→ **WHAT THE TASK REQUIRES**
Please copy every line with the string "Einstellungen" from the entries below.

→ **RECORDS TO USE**
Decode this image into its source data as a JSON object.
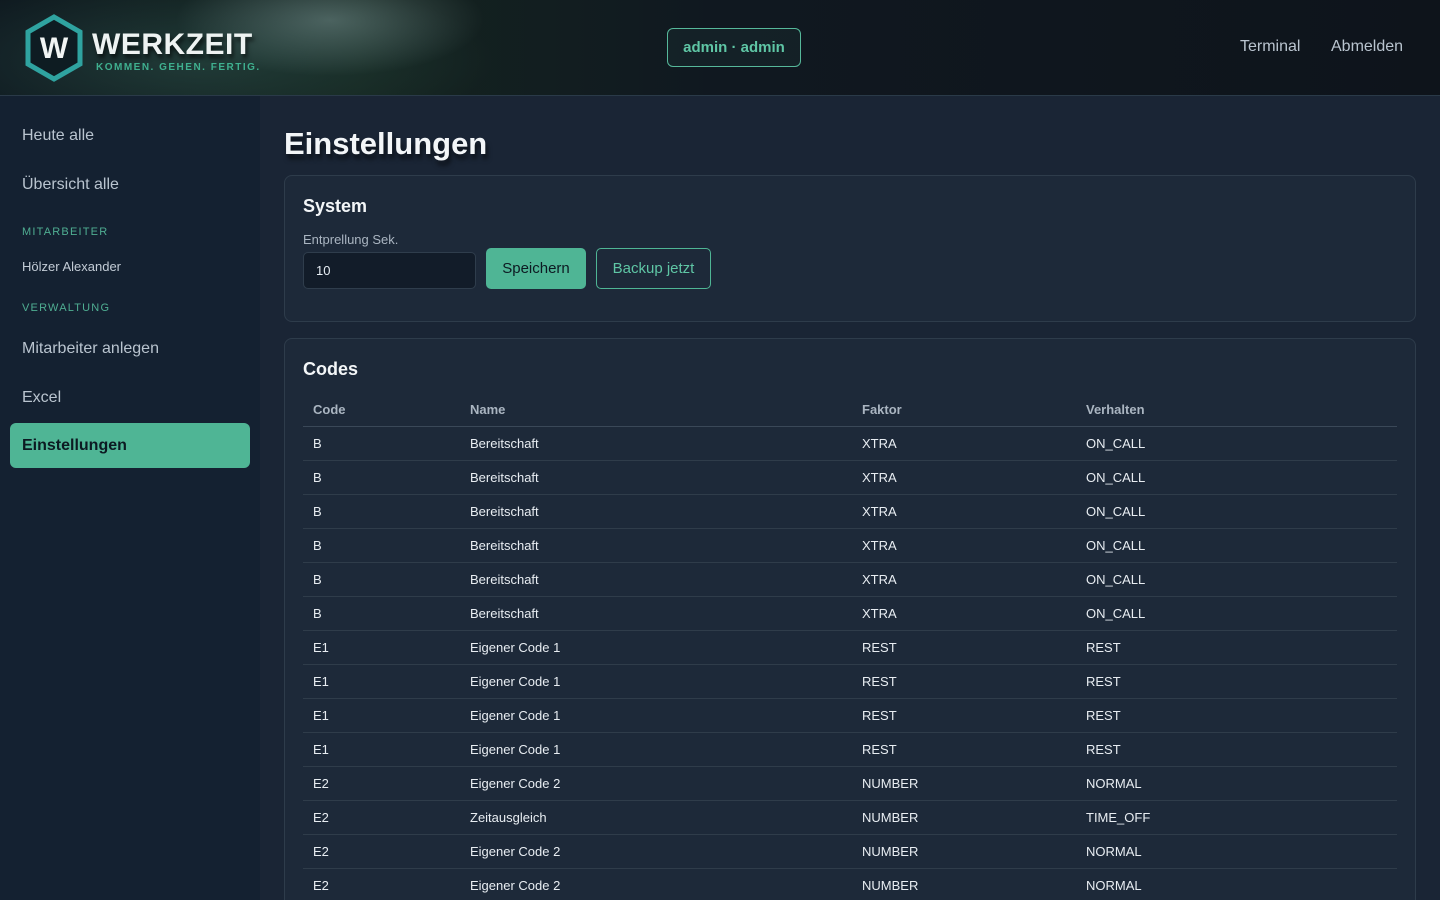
{
  "header": {
    "logo_letter": "W",
    "logo_title": "WERKZEIT",
    "logo_subtitle": "KOMMEN. GEHEN. FERTIG.",
    "user_badge": "admin · admin",
    "nav": [
      "Terminal",
      "Abmelden"
    ]
  },
  "sidebar": {
    "items_top": [
      "Heute alle",
      "Übersicht alle"
    ],
    "section_employees": "MITARBEITER",
    "employees": [
      "Hölzer Alexander"
    ],
    "section_admin": "VERWALTUNG",
    "items_admin": [
      "Mitarbeiter anlegen",
      "Excel"
    ],
    "active": "Einstellungen"
  },
  "page": {
    "title": "Einstellungen"
  },
  "system": {
    "title": "System",
    "debounce_label": "Entprellung Sek.",
    "debounce_value": "10",
    "save_label": "Speichern",
    "backup_label": "Backup jetzt"
  },
  "codes": {
    "title": "Codes",
    "columns": [
      "Code",
      "Name",
      "Faktor",
      "Verhalten"
    ],
    "rows": [
      [
        "B",
        "Bereitschaft",
        "XTRA",
        "ON_CALL"
      ],
      [
        "B",
        "Bereitschaft",
        "XTRA",
        "ON_CALL"
      ],
      [
        "B",
        "Bereitschaft",
        "XTRA",
        "ON_CALL"
      ],
      [
        "B",
        "Bereitschaft",
        "XTRA",
        "ON_CALL"
      ],
      [
        "B",
        "Bereitschaft",
        "XTRA",
        "ON_CALL"
      ],
      [
        "B",
        "Bereitschaft",
        "XTRA",
        "ON_CALL"
      ],
      [
        "E1",
        "Eigener Code 1",
        "REST",
        "REST"
      ],
      [
        "E1",
        "Eigener Code 1",
        "REST",
        "REST"
      ],
      [
        "E1",
        "Eigener Code 1",
        "REST",
        "REST"
      ],
      [
        "E1",
        "Eigener Code 1",
        "REST",
        "REST"
      ],
      [
        "E2",
        "Eigener Code 2",
        "NUMBER",
        "NORMAL"
      ],
      [
        "E2",
        "Zeitausgleich",
        "NUMBER",
        "TIME_OFF"
      ],
      [
        "E2",
        "Eigener Code 2",
        "NUMBER",
        "NORMAL"
      ],
      [
        "E2",
        "Eigener Code 2",
        "NUMBER",
        "NORMAL"
      ]
    ]
  },
  "colors": {
    "accent": "#4fb595",
    "background": "#1a2535",
    "sidebar": "#142131",
    "card": "#1d2939"
  }
}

→ **RESULT OF THE TASK**
    "active": "Einstellungen"
    "title": "Einstellungen"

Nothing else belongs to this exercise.